◆ Work item ◆
Verbatim reproduction of the entries is required; images must be omitted.

◆ Record set ◆
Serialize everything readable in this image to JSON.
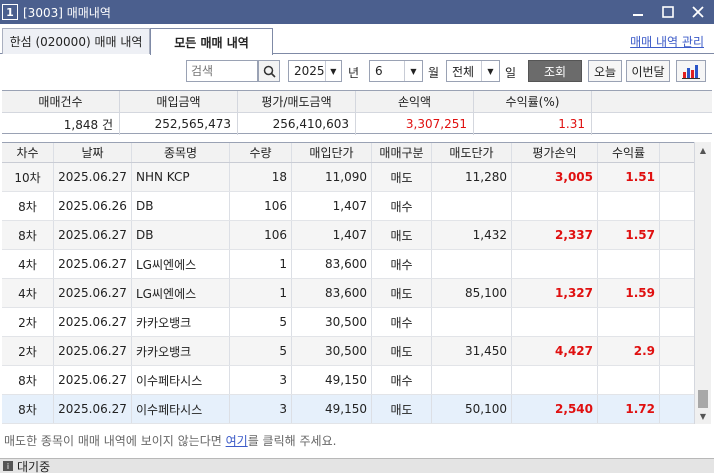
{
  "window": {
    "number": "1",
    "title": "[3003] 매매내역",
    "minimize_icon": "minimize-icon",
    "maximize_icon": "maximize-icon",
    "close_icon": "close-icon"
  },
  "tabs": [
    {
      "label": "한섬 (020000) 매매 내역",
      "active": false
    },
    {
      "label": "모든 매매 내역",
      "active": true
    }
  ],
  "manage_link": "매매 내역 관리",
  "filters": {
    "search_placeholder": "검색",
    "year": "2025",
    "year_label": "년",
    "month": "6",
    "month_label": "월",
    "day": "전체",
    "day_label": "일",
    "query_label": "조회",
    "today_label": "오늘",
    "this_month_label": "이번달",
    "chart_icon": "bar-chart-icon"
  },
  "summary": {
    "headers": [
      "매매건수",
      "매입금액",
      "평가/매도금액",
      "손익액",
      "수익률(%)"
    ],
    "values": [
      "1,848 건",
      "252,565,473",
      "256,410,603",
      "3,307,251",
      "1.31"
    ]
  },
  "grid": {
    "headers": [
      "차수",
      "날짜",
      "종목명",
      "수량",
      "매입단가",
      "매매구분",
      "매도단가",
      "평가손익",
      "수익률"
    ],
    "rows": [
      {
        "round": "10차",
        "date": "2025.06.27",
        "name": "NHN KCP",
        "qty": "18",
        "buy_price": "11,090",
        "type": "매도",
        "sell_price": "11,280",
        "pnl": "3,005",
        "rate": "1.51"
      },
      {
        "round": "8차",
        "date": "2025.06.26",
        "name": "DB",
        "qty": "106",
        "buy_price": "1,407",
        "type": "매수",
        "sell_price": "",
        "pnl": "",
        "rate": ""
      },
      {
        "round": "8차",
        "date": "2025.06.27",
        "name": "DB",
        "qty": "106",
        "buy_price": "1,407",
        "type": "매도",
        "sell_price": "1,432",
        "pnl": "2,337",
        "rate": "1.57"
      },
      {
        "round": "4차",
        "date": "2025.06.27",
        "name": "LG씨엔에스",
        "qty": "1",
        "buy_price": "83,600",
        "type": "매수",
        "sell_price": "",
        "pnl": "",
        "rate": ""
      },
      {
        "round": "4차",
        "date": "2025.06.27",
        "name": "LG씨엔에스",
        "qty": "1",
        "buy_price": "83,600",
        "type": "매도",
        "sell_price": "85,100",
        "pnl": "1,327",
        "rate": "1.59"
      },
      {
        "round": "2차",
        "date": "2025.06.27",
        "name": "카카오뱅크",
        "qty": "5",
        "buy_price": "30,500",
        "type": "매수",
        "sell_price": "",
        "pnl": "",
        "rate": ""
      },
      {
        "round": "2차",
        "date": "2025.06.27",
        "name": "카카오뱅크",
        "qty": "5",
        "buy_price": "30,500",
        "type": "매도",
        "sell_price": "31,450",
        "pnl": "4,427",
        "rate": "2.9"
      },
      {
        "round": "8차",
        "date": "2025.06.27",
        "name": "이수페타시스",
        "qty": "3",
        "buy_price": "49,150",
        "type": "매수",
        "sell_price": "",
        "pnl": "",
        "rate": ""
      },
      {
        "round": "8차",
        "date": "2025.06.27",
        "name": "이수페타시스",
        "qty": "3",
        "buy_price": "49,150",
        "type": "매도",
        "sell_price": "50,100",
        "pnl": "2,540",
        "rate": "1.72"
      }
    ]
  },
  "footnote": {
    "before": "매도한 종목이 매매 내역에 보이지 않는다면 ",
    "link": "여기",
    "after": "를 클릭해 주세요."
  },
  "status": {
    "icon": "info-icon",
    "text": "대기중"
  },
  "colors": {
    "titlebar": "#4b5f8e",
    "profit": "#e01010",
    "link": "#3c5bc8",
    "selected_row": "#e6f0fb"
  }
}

◆ Written answer ◆
Serialize everything readable in this image to JSON.
{
  "window": {
    "number": "1",
    "title": "[3003] 매매내역",
    "minimize_icon": "minimize-icon",
    "maximize_icon": "maximize-icon",
    "close_icon": "close-icon"
  },
  "tabs": [
    {
      "label": "한섬 (020000) 매매 내역",
      "active": false
    },
    {
      "label": "모든 매매 내역",
      "active": true
    }
  ],
  "manage_link": "매매 내역 관리",
  "filters": {
    "search_placeholder": "검색",
    "year": "2025",
    "year_label": "년",
    "month": "6",
    "month_label": "월",
    "day": "전체",
    "day_label": "일",
    "query_label": "조회",
    "today_label": "오늘",
    "this_month_label": "이번달",
    "chart_icon": "bar-chart-icon"
  },
  "summary": {
    "headers": [
      "매매건수",
      "매입금액",
      "평가/매도금액",
      "손익액",
      "수익률(%)"
    ],
    "values": [
      "1,848 건",
      "252,565,473",
      "256,410,603",
      "3,307,251",
      "1.31"
    ]
  },
  "grid": {
    "headers": [
      "차수",
      "날짜",
      "종목명",
      "수량",
      "매입단가",
      "매매구분",
      "매도단가",
      "평가손익",
      "수익률"
    ],
    "rows": [
      {
        "round": "10차",
        "date": "2025.06.27",
        "name": "NHN KCP",
        "qty": "18",
        "buy_price": "11,090",
        "type": "매도",
        "sell_price": "11,280",
        "pnl": "3,005",
        "rate": "1.51"
      },
      {
        "round": "8차",
        "date": "2025.06.26",
        "name": "DB",
        "qty": "106",
        "buy_price": "1,407",
        "type": "매수",
        "sell_price": "",
        "pnl": "",
        "rate": ""
      },
      {
        "round": "8차",
        "date": "2025.06.27",
        "name": "DB",
        "qty": "106",
        "buy_price": "1,407",
        "type": "매도",
        "sell_price": "1,432",
        "pnl": "2,337",
        "rate": "1.57"
      },
      {
        "round": "4차",
        "date": "2025.06.27",
        "name": "LG씨엔에스",
        "qty": "1",
        "buy_price": "83,600",
        "type": "매수",
        "sell_price": "",
        "pnl": "",
        "rate": ""
      },
      {
        "round": "4차",
        "date": "2025.06.27",
        "name": "LG씨엔에스",
        "qty": "1",
        "buy_price": "83,600",
        "type": "매도",
        "sell_price": "85,100",
        "pnl": "1,327",
        "rate": "1.59"
      },
      {
        "round": "2차",
        "date": "2025.06.27",
        "name": "카카오뱅크",
        "qty": "5",
        "buy_price": "30,500",
        "type": "매수",
        "sell_price": "",
        "pnl": "",
        "rate": ""
      },
      {
        "round": "2차",
        "date": "2025.06.27",
        "name": "카카오뱅크",
        "qty": "5",
        "buy_price": "30,500",
        "type": "매도",
        "sell_price": "31,450",
        "pnl": "4,427",
        "rate": "2.9"
      },
      {
        "round": "8차",
        "date": "2025.06.27",
        "name": "이수페타시스",
        "qty": "3",
        "buy_price": "49,150",
        "type": "매수",
        "sell_price": "",
        "pnl": "",
        "rate": ""
      },
      {
        "round": "8차",
        "date": "2025.06.27",
        "name": "이수페타시스",
        "qty": "3",
        "buy_price": "49,150",
        "type": "매도",
        "sell_price": "50,100",
        "pnl": "2,540",
        "rate": "1.72"
      }
    ]
  },
  "footnote": {
    "before": "매도한 종목이 매매 내역에 보이지 않는다면 ",
    "link": "여기",
    "after": "를 클릭해 주세요."
  },
  "status": {
    "icon": "info-icon",
    "text": "대기중"
  },
  "colors": {
    "titlebar": "#4b5f8e",
    "profit": "#e01010",
    "link": "#3c5bc8",
    "selected_row": "#e6f0fb"
  }
}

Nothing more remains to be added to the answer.